[Stored dataset items]

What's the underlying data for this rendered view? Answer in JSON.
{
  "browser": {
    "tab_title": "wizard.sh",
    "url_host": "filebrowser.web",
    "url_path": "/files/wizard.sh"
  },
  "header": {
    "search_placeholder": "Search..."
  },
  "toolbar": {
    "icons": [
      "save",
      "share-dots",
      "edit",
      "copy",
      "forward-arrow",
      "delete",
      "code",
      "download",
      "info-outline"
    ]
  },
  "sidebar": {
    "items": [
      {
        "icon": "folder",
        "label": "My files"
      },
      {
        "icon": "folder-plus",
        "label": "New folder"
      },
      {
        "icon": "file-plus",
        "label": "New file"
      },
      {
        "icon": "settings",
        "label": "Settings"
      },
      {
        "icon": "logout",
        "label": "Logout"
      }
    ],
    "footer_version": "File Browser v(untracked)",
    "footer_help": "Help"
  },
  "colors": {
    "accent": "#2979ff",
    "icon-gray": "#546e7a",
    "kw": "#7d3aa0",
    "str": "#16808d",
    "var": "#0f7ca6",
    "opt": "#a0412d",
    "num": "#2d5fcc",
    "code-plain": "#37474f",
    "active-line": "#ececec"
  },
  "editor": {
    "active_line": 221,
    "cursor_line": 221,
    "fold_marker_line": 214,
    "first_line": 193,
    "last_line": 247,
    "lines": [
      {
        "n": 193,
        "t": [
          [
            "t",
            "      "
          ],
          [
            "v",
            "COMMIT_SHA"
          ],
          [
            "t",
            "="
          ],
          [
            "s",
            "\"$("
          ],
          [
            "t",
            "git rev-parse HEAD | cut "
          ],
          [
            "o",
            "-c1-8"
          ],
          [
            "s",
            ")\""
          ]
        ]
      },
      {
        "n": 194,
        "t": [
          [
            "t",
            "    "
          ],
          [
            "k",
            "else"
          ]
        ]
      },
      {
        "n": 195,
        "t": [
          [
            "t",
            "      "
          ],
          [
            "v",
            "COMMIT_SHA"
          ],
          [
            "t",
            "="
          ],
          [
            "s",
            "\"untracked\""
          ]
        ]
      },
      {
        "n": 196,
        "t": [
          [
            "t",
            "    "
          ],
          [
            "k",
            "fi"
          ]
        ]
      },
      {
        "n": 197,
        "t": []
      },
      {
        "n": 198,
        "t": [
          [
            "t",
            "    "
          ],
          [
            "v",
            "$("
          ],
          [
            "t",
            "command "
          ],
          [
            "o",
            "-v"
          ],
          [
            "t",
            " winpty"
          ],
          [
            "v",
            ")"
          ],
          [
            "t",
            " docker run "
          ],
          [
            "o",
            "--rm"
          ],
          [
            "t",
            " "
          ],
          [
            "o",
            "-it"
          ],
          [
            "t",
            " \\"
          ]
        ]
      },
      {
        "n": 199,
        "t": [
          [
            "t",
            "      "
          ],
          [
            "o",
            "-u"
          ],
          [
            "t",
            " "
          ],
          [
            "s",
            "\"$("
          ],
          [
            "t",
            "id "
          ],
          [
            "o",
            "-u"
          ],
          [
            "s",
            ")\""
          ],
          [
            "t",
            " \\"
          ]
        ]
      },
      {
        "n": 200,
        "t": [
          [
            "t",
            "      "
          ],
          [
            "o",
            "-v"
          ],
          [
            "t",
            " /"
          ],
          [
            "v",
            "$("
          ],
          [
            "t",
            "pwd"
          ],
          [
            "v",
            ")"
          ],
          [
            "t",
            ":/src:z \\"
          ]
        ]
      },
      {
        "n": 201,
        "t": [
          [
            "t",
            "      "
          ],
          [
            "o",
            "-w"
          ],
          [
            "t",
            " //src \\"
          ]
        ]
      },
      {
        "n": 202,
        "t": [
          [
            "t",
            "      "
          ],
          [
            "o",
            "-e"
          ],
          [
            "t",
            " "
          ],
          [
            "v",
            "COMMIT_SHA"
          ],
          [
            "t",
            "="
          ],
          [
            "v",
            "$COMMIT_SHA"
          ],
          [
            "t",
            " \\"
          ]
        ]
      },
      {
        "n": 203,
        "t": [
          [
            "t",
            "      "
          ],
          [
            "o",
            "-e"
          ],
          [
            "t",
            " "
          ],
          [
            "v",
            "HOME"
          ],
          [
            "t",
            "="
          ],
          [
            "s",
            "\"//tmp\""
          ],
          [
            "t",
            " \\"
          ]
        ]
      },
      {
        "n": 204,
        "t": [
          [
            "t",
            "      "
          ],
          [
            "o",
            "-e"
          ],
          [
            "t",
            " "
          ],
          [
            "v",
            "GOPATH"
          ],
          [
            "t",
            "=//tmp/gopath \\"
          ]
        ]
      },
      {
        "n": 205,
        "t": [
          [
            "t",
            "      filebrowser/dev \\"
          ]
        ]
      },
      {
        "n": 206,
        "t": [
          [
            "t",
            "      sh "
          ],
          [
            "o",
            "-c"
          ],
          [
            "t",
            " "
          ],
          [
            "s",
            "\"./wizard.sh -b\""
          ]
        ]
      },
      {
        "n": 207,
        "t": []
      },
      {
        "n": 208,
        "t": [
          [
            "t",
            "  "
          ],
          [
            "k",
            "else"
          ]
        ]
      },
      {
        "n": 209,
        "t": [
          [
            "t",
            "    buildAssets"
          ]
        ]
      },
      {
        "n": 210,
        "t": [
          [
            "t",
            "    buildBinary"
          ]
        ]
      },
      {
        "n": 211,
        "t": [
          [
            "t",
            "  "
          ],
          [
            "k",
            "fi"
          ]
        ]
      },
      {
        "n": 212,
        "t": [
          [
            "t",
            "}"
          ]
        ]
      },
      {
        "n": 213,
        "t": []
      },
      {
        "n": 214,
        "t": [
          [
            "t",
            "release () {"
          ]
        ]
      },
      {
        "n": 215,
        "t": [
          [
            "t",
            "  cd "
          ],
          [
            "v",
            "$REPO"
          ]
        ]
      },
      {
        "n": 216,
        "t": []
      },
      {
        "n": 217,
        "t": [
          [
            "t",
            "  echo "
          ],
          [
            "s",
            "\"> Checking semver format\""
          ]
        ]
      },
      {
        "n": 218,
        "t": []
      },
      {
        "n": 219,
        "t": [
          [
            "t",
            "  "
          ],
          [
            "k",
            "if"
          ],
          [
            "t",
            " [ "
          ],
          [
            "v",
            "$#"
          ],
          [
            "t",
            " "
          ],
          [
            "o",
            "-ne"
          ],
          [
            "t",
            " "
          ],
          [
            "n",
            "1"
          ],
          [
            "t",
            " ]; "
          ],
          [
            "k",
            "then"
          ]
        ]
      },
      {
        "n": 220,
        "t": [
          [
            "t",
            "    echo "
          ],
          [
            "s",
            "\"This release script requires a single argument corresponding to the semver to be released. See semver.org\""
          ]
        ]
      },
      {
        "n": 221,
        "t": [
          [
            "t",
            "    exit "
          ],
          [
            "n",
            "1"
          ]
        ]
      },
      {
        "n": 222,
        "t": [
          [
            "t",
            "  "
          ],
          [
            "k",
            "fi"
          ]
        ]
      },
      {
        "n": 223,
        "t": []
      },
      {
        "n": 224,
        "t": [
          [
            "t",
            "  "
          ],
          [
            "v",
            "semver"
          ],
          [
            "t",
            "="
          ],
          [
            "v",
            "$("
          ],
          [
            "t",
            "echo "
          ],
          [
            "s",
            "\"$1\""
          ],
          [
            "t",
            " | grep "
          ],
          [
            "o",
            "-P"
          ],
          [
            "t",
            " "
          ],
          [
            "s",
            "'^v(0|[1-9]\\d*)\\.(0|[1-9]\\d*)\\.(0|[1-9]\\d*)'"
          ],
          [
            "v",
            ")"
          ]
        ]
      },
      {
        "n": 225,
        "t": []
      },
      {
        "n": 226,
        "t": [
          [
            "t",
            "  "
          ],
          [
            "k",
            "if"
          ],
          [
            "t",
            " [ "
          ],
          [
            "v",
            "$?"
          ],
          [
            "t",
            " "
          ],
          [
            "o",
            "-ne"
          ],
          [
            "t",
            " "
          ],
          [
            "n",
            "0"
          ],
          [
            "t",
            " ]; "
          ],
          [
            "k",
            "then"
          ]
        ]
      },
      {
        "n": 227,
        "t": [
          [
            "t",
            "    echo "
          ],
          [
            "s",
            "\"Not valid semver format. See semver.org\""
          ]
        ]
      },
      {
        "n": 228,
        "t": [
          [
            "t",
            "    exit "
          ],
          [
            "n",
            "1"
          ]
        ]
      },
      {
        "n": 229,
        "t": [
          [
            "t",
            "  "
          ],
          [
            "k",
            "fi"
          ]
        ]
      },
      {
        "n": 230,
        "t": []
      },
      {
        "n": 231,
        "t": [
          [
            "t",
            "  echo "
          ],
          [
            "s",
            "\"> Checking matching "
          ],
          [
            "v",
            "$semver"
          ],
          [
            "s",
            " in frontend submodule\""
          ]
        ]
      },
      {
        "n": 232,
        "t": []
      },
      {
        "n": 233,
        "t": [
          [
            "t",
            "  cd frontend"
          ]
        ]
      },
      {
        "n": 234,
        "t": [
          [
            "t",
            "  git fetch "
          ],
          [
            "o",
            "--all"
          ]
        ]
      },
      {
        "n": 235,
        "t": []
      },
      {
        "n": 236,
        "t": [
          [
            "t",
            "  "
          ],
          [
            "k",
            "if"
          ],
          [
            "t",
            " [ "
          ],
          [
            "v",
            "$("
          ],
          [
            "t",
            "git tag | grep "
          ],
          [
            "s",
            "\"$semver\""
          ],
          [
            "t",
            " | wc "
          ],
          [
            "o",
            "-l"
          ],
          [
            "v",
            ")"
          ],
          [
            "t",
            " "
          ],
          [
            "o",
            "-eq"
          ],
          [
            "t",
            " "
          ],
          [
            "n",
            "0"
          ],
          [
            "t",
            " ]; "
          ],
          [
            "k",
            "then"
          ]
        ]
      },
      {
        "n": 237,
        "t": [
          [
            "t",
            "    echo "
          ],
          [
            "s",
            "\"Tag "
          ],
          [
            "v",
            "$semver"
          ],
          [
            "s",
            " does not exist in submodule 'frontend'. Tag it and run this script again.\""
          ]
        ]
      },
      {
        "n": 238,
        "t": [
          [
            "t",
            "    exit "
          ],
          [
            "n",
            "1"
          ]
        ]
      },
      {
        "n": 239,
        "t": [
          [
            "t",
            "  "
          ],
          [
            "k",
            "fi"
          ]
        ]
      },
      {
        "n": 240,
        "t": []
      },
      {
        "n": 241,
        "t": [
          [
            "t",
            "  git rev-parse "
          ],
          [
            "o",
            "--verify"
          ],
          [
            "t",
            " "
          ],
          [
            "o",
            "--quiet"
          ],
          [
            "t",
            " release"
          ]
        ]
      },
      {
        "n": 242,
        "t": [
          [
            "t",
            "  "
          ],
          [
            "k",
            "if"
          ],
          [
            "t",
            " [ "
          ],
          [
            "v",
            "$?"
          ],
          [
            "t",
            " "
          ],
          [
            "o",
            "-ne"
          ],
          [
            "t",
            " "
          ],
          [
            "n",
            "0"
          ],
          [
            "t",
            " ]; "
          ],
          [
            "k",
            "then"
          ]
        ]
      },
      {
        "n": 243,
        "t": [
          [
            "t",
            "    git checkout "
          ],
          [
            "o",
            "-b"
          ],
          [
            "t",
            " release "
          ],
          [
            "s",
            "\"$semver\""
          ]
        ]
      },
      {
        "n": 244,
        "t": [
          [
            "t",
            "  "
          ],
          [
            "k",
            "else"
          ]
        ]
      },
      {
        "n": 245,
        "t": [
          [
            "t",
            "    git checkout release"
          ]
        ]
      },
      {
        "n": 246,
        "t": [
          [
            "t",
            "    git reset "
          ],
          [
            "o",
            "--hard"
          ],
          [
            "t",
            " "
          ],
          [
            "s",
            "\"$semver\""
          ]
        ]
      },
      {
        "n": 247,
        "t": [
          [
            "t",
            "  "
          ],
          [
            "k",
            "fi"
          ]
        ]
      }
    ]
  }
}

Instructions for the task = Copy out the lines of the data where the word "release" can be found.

Result for this task =
            "release () {"
            "\"This release script requires a single argument corresponding to the semver to be released. See semver.org\""
            " release"
            " release "
            "    git checkout release"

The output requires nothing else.